Supplied information:
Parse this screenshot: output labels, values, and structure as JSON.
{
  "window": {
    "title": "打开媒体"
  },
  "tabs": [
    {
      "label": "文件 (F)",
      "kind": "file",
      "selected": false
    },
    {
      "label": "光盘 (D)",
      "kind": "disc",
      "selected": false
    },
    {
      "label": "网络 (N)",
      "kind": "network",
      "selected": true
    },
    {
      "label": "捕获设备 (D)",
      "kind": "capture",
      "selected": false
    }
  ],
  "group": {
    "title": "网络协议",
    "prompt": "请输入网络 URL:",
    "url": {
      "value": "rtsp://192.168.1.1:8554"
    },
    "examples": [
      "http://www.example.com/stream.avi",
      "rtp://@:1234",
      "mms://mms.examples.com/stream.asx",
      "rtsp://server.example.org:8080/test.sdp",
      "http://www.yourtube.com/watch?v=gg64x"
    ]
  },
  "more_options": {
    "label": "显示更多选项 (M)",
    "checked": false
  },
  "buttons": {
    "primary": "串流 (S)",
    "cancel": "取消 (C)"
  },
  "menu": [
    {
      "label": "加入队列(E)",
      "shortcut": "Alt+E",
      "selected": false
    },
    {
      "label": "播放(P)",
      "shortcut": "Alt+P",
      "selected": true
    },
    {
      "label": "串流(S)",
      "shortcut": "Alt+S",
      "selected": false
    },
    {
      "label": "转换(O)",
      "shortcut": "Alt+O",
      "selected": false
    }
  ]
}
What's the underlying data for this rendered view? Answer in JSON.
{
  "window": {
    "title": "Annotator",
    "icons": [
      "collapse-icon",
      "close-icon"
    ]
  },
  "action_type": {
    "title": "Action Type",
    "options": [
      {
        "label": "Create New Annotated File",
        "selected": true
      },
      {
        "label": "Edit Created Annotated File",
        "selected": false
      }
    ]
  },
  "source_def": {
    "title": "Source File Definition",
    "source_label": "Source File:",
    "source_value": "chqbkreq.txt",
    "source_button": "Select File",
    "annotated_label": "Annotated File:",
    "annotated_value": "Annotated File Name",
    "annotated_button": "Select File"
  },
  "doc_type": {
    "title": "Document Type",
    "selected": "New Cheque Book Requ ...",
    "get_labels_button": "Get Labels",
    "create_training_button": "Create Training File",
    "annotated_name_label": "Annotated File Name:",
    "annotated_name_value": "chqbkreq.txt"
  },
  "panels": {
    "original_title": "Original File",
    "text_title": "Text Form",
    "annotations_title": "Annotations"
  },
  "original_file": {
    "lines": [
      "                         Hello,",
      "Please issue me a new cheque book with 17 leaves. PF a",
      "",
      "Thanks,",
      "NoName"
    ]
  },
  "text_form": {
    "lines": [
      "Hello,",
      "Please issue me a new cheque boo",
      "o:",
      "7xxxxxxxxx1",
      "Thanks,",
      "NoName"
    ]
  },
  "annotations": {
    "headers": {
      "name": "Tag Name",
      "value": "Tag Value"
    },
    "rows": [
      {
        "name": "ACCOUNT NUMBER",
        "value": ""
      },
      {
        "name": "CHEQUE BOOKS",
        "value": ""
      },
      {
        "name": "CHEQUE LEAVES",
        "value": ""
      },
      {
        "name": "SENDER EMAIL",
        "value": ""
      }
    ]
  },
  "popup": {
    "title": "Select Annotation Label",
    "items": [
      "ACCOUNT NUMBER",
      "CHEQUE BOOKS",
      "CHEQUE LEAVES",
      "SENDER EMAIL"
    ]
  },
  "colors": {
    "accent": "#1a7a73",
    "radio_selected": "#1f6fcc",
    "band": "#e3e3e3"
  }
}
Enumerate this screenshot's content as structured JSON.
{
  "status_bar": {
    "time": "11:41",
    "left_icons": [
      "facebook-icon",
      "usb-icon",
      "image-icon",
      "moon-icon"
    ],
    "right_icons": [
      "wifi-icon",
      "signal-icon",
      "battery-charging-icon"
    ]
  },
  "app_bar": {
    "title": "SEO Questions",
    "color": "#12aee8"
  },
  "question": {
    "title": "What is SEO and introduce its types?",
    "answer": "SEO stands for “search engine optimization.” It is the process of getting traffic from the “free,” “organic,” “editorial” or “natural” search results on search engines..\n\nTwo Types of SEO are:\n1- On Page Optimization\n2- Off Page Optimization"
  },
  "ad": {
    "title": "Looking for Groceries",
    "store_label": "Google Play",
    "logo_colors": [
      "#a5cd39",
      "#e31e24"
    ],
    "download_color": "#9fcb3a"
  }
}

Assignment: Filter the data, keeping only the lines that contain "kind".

Answer:
      "kind": "file",
      "kind": "disc",
      "kind": "network",
      "kind": "capture",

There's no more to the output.